2) Medium level wastes (MLW): Medium level wastes (e.g., filters, reactor components, etc.,) are solidified and are mixed with concrete in steel drums before being buried in deep mines or below the sea bed in concrete chambers.
3) Low liquid wastes (LLW): Low liquid wastes (e.g., solids or liquids contaminated with traces of radioactivity) are disposed of in steel drums in concrete-lined trenches in designated sites.
In India, a Waste Immobilization Plant (WIP) was commissioned in 1985 at Tarapore. It verifies HLWs.
Precautions after the disposal of nuclear waste
The careful, efficient and effective treatment/disposal of radioactive waste, just do not complete the task. A regular supervision of the disposal sites is must.
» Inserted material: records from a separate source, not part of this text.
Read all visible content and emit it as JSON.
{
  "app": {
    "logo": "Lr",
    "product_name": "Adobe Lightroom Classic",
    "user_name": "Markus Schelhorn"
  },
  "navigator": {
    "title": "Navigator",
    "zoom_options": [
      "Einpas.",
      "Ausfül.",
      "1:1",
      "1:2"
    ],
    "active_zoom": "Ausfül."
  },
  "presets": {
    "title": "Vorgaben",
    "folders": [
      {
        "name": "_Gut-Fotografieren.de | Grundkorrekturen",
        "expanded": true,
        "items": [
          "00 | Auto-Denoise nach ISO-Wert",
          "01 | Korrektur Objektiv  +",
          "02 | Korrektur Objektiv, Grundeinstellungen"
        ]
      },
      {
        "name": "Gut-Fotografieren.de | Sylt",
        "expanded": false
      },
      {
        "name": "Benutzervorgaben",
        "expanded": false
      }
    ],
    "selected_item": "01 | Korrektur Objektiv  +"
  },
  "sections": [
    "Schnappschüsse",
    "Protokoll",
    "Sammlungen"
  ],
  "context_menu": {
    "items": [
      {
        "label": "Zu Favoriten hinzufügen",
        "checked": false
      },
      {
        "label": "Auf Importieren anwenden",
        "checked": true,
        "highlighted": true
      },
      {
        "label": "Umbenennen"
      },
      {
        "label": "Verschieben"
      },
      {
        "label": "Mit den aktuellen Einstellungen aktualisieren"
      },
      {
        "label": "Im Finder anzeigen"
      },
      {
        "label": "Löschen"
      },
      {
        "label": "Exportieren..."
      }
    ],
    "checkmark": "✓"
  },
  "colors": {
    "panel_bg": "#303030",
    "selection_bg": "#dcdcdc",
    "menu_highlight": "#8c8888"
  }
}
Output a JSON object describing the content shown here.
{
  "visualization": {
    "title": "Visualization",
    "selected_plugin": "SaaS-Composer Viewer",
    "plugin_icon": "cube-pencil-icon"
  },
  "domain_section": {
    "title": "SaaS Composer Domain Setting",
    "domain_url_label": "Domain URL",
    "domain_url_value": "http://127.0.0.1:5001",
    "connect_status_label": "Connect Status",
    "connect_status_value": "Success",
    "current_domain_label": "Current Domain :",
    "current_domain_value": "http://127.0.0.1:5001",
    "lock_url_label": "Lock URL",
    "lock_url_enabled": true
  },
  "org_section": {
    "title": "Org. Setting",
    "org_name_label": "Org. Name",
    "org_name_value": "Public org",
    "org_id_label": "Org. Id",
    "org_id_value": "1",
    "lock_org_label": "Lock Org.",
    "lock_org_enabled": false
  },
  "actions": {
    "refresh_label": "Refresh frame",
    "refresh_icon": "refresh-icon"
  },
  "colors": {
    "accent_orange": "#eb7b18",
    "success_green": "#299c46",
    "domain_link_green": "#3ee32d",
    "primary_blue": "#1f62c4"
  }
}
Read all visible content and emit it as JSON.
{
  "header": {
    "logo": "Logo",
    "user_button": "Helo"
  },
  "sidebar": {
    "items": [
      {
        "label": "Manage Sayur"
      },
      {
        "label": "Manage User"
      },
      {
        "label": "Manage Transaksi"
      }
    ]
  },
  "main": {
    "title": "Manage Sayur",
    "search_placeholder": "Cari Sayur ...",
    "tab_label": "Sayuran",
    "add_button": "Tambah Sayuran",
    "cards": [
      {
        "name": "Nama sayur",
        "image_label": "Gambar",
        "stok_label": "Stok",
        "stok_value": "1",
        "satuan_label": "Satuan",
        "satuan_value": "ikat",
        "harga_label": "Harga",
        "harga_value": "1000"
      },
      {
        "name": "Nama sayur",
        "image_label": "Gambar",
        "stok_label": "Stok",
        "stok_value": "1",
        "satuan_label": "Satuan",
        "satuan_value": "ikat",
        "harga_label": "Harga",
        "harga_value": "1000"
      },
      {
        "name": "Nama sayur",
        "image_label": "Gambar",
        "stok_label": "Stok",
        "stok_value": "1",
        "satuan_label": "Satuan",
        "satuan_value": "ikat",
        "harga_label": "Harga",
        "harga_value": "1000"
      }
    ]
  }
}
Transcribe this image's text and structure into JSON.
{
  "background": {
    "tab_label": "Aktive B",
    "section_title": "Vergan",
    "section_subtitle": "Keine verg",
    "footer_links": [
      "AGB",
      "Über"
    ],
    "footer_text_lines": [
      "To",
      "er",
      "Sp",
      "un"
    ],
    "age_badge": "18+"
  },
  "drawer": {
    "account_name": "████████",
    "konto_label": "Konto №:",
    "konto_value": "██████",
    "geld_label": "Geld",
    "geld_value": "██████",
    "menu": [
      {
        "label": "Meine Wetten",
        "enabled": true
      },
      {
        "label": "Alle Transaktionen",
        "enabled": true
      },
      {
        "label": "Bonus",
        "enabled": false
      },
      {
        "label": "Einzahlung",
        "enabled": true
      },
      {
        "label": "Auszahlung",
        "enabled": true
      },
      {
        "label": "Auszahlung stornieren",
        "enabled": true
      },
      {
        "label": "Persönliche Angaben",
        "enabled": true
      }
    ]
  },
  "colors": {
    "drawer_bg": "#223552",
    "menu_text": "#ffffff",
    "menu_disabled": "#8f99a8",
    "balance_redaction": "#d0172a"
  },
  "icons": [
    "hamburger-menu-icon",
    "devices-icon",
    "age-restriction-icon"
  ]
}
The essential precautions, at the disposal sites, that have to be taken include:
1) Monitoring radioactivity around the disposal sites.
2) Prevention of erosion of radioactive waste disposal sites.
3) Prevention of any drilling activity in and around the waste disposal site.
4) Periodic and long-term monitoring of such disposal sites and areas of naturally occurring uranium rich rocks.
My appreciation to the author for brining out alert article on Radioactive pollution and nuclear hazards. In Hyderabad we are having the problem with both. Many cell phone towers are constructed in the ground itself , thereby exposing the radioactive element to the people in the vicinity. Normally such towers must be above the multi story apartments. Moreover in Hyderabad, the Nuclear Fuel Complex facility is amidst residential colony and if there are any nuclear hazards in future, we are going to be affected first. Still we are living with a hope that nothing will happen.